"My daughter told me: 'Don't be scared mummy, we're well protected. She was calm but me, I'm scared. I'm really scared," said the woman.
Prior to the standoff, the suspects had hijacked a car from a woman who said she recognised the brothers.
Heightened global threat
And as fears spread in the wake of the attacks, the United States warned Americans to beware of "terrorist actions and violence" all over the world.
"Recent terrorist attacks, whether by those affiliated with terrorist entities, copycats, or individual perpetrators, serve as a reminder that US citizens need to maintain a high level of vigilance and take appropriate steps to increase their security awareness," the State Department said.
Deputy Prime Minister Teo Chee Hean posted about the attacks on his Facebook page:
The head of Britain's domestic spy agency MI5 warned that Islamist militants were planning other "mass casualty attacks against the West" and that intelligence services may be powerless to stop them.
Questions mounted as to how a pair well-known for militant views could have slipped through the net and attack Charlie Hebdo.

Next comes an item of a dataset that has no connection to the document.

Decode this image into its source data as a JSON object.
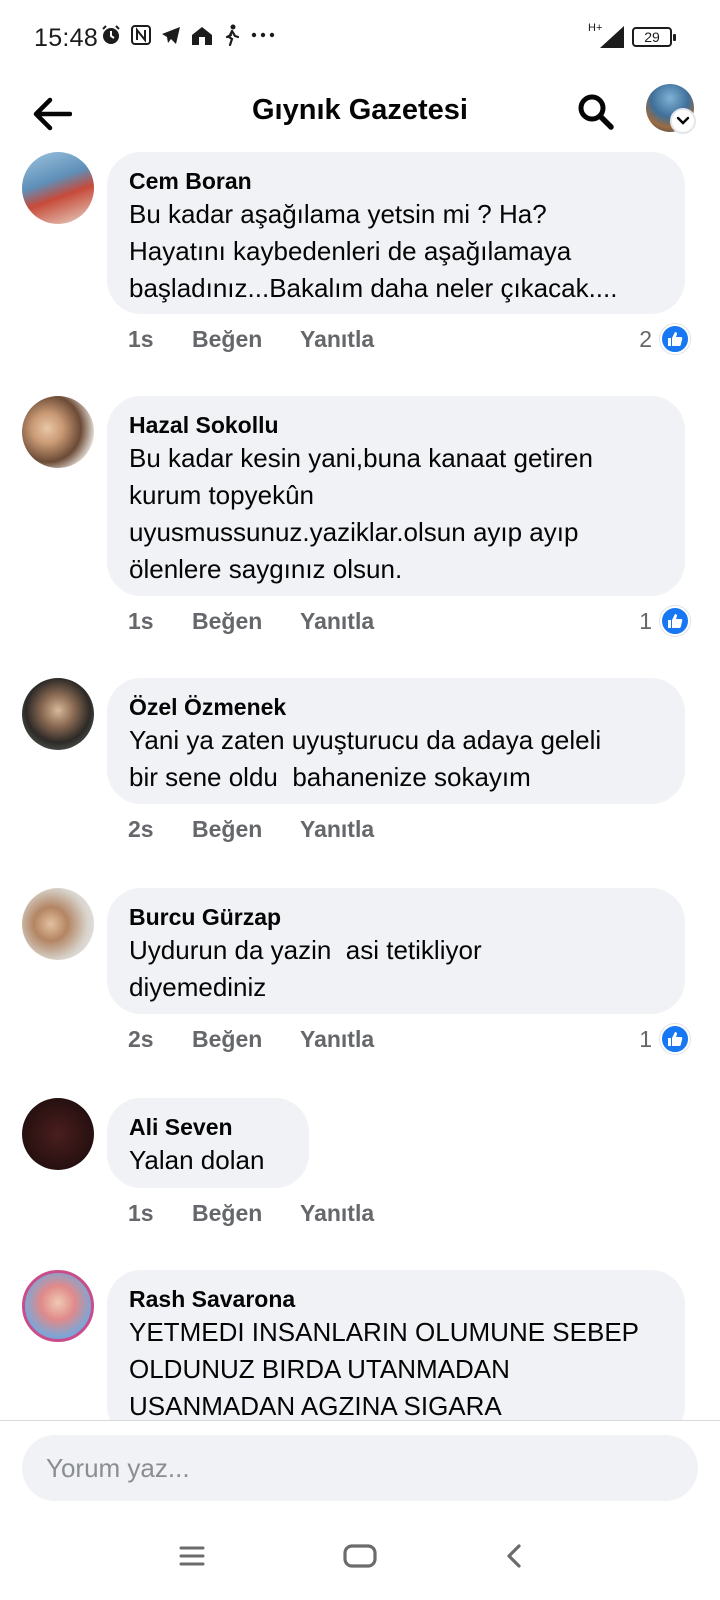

Cherif Kouachi was a known jihadist who was convicted in 2008 for involvement in a network sending fighters to Iraq. His older brother Said was known to have travelled to Yemen in 2011, where he received weapons training from Al-Qaeda in the Arabian Peninsula (AQAP).
The brothers were both flagged in a US database as terror suspects, and also on the no-fly list, meaning they were barred from flying into the United States, the officials said.
The ISIS group's radio praised them as "heroes" and Somalia's Shebab militants, Al-Qaeda's main affiliate in Africa, hailed the massacre as a "heroic" act.
The bloodbath at Charlie Hebdo, which had repeatedly lampooned the Prophet Muhammad, has sparked a global chorus of outrage, with impromptu and poignant rallies around the world in support of press freedom under the banner "jesuischarlie" (I am Charlie).
And as a politically divided and crisis-hit France sought to pull together in the wake of the tragedy, the head of the country's Muslim community - the largest in Europe - urged imams to condemn terrorism at Friday prayers.
In a highly unusual step, Mr Hollande met far-right leader Marine Le Pen at the Elysee Palace on Friday, as France geared up for a "Republican march" on Sunday expected to draw hundreds of thousands.
'Stupidity will not win'
Refusing to be cowed, the controversial Charlie Hebdo magazine plans a print run of one million copies next week instead of its usual 60,000, as journalists from all over the French media landscape piled in to help out the decimated staff.
The staff are working on the new issue, targeted for next Wednesday, at premises loaned by the newspaper Liberation.
"We are hosting them because they don't even have a pencil. Their computers and all their equipment have been sealed" in their bloodsoaked offices a few streets away, said one of the bosses of Liberation, Pierre Fraidenraich.
The massive print run is a sign of defiance after the attack left 12 people dead, including five of the newspaper's most prominent cartoonists. Among them was editor-in-chief Stephane Charbonnier.
"It's very hard. We are all suffering, with grief, with fear, but we will do it anyway because stupidity will not win," said columnist Patrick Pelloux.
The issue will be sold outside France and all proceeds are to go to the families of the 12 people murdered in the attack on the newspaper.